> **WORK REQUIRED**:
Search term "title": copy each line of the data containing it.

> **RAW DATA**:
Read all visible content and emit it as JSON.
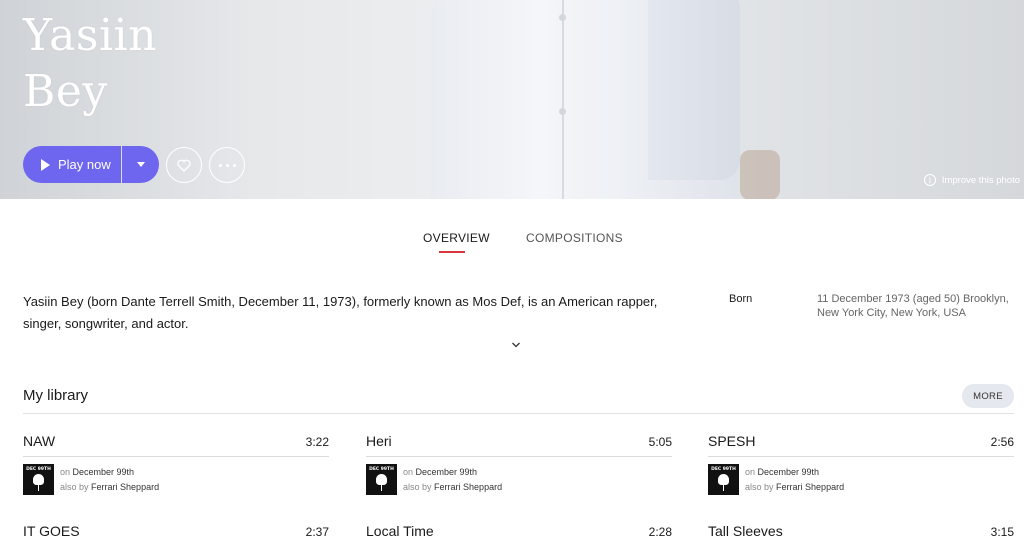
{
  "hero": {
    "name_line1": "Yasiin",
    "name_line2": "Bey",
    "play_label": "Play now",
    "improve_label": "Improve this photo",
    "accent_color": "#6e66ef"
  },
  "tabs": [
    {
      "label": "OVERVIEW",
      "active": true
    },
    {
      "label": "COMPOSITIONS",
      "active": false
    }
  ],
  "bio": {
    "text": "Yasiin Bey (born Dante Terrell Smith, December 11, 1973), formerly known as Mos Def, is an American rapper, singer, songwriter, and actor.",
    "born_label": "Born",
    "born_value": "11 December 1973 (aged 50) Brooklyn, New York City, New York, USA"
  },
  "library": {
    "title": "My library",
    "more_label": "MORE",
    "tracks": [
      {
        "title": "NAW",
        "duration": "3:22",
        "on_prefix": "on",
        "album": "December 99th",
        "by_prefix": "also by",
        "artist": "Ferrari Sheppard",
        "cover_text": "DEC 99TH"
      },
      {
        "title": "Heri",
        "duration": "5:05",
        "on_prefix": "on",
        "album": "December 99th",
        "by_prefix": "also by",
        "artist": "Ferrari Sheppard",
        "cover_text": "DEC 99TH"
      },
      {
        "title": "SPESH",
        "duration": "2:56",
        "on_prefix": "on",
        "album": "December 99th",
        "by_prefix": "also by",
        "artist": "Ferrari Sheppard",
        "cover_text": "DEC 99TH"
      },
      {
        "title": "IT GOES",
        "duration": "2:37"
      },
      {
        "title": "Local Time",
        "duration": "2:28"
      },
      {
        "title": "Tall Sleeves",
        "duration": "3:15"
      }
    ]
  }
}
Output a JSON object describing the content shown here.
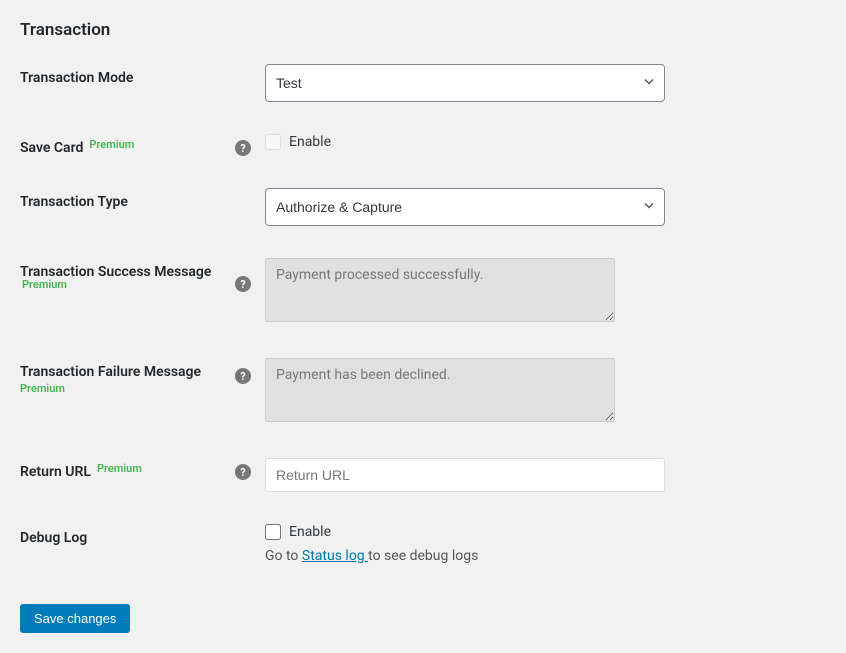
{
  "section": {
    "title": "Transaction"
  },
  "fields": {
    "transaction_mode": {
      "label": "Transaction Mode",
      "value": "Test"
    },
    "save_card": {
      "label": "Save Card",
      "premium": "Premium",
      "enable": "Enable"
    },
    "transaction_type": {
      "label": "Transaction Type",
      "value": "Authorize & Capture"
    },
    "success_message": {
      "label": "Transaction Success Message",
      "premium": "Premium",
      "value": "Payment processed successfully."
    },
    "failure_message": {
      "label": "Transaction Failure Message",
      "premium": "Premium",
      "value": "Payment has been declined."
    },
    "return_url": {
      "label": "Return URL",
      "premium": "Premium",
      "placeholder": "Return URL"
    },
    "debug_log": {
      "label": "Debug Log",
      "enable": "Enable",
      "help_prefix": "Go to ",
      "help_link": "Status log ",
      "help_suffix": "to see debug logs"
    }
  },
  "buttons": {
    "save": "Save changes"
  }
}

> **RESPONSE TO THE TASK**:
    "title": "My library",
        "title": "NAW",
        "title": "Heri",
        "title": "SPESH",
        "title": "IT GOES",
        "title": "Local Time",
        "title": "Tall Sleeves",
    "title": "Transaction"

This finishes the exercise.